    Here’s my analysis:

    What did you learn from this experiment? We are driven to beautiful images. Clutter free images not only give the reader a better view of what I’m making (I sew garments) but also is very pleasing. I bought a tripod as part of getting better pictures and started feeling the urge to take advantage of good light when it strikes- something I couldn’t do before without a tripod.

    Does that give you an idea of what else you might try? Now, I just need to keep up the blogging with thoughtfully done photos. I don’t think it will be hard. It’s nice to get nods from my sewing community.

    Do you want to experiment with something similar to gather more data or switch to something totally different? For now, I need to keep this up. In a couple of months, once getting good photos isn’t so much effort, I’ll be ready to experiment again.
    I hoped to get more readership and I did. My per day views spiked with a couple of really cool photo blogs. It’s leveled off so I’ll need to address that next.
    Thanks!

  2. Tara Swiger
    September 6, 2012 at 12:11 pm (7 years ago)

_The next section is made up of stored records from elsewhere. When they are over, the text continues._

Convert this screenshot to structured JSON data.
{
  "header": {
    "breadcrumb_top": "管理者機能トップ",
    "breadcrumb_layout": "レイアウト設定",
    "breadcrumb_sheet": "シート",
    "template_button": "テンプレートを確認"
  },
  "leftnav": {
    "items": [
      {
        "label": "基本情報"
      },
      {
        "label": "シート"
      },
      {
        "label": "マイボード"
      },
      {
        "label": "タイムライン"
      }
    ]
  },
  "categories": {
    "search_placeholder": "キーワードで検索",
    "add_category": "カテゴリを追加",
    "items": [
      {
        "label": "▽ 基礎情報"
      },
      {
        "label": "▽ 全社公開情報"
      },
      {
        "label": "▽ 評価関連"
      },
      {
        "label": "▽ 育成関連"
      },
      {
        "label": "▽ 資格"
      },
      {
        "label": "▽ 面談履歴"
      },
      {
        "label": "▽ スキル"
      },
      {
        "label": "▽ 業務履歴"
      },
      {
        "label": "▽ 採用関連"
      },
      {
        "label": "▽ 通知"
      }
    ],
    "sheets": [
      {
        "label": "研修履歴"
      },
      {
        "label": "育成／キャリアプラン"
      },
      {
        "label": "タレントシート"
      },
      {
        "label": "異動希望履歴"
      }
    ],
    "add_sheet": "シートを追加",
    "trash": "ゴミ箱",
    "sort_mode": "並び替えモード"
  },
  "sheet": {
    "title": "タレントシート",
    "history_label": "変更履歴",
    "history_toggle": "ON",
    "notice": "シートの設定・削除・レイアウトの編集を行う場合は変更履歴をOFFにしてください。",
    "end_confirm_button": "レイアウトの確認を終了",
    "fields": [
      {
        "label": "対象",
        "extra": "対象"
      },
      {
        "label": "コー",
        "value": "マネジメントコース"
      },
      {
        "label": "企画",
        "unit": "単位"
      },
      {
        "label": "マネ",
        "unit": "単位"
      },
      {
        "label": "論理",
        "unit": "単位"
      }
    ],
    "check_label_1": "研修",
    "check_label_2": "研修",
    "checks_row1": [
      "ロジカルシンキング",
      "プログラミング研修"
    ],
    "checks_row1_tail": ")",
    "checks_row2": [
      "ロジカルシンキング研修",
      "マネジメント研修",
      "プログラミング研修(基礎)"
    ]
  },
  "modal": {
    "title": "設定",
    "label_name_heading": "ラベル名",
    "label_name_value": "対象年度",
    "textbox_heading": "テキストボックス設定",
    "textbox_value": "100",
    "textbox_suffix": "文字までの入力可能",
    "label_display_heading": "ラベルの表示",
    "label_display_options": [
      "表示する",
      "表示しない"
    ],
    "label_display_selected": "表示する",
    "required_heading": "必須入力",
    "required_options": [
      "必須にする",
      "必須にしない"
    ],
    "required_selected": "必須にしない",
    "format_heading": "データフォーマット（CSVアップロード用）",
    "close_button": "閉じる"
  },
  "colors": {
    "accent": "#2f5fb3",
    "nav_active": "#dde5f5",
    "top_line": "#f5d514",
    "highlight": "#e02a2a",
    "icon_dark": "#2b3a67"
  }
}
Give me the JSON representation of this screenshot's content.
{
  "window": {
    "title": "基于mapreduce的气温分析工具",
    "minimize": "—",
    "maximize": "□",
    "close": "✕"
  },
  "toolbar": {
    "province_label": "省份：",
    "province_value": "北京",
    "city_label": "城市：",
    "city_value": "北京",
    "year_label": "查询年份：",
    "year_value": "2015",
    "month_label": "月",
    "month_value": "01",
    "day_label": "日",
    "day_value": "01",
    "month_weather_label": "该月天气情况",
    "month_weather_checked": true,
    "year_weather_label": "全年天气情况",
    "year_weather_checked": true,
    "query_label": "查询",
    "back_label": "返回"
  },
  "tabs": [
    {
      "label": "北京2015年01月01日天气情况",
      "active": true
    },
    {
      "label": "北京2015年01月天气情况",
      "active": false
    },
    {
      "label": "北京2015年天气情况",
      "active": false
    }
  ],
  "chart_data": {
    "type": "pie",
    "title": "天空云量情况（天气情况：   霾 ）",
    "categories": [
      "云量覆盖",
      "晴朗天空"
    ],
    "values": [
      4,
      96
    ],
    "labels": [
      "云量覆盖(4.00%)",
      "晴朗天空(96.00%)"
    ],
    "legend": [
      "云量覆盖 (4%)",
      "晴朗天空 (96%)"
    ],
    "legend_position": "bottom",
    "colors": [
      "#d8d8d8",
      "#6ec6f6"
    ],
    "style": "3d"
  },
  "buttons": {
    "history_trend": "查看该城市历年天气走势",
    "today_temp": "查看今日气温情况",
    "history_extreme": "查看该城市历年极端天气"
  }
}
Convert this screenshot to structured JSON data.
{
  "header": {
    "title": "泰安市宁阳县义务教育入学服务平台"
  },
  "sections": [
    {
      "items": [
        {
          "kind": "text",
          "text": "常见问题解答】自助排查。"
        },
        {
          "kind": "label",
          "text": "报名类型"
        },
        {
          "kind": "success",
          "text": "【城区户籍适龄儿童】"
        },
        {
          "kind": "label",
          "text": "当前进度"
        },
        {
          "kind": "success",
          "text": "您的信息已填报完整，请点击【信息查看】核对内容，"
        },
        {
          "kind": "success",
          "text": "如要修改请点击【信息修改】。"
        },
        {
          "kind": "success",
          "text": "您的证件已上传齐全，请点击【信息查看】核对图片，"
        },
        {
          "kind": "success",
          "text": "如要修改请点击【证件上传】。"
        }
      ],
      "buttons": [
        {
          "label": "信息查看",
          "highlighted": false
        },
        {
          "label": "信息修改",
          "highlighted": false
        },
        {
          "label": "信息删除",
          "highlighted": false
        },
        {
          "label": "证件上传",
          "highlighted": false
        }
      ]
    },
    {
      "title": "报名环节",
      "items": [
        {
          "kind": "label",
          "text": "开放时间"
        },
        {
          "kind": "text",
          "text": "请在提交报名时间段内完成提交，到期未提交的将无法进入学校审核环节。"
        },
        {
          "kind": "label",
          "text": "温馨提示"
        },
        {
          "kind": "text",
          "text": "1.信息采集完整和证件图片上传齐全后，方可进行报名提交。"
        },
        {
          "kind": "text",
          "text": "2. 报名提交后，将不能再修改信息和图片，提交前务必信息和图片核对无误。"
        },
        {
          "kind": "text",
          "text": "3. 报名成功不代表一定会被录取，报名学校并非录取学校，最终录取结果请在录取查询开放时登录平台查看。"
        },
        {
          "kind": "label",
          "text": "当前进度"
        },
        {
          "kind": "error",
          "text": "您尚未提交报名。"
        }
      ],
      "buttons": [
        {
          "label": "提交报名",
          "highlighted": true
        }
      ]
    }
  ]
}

    Thanks for sharing your analysis!
    But now I want to push you *just* a bit. What did you learn about photography (or your relationship with it) during this experiment. You knew at the outset that you wanted beautiful photos, and you knew you wanted a tripod. So what new thing did you unearth about how you take photos, what you like in a photo, or even just the technical aspect of photo-taking or styling?

    And then, what are the parameters of your next experiment (of course you can always have the ongoing goal to take better and better pictures, but an experiment indicates that you’ll try specific things in a specific time).
    I really love your experiment and I’ve loved watching your photography improve!